-- SOURCE MATERIAL follows --
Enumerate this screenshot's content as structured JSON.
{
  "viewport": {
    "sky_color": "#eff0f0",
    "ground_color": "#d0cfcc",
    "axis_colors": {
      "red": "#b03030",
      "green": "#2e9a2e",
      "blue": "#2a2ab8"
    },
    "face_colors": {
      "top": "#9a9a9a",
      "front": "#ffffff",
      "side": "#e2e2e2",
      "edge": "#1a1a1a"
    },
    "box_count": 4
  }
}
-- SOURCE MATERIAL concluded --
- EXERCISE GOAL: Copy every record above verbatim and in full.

- ANSWER TO THE PROBLEM:
Enumerate this screenshot's content as structured JSON.
{
  "viewport": {
    "sky_color": "#eff0f0",
    "ground_color": "#d0cfcc",
    "axis_colors": {
      "red": "#b03030",
      "green": "#2e9a2e",
      "blue": "#2a2ab8"
    },
    "face_colors": {
      "top": "#9a9a9a",
      "front": "#ffffff",
      "side": "#e2e2e2",
      "edge": "#1a1a1a"
    },
    "box_count": 4
  }
}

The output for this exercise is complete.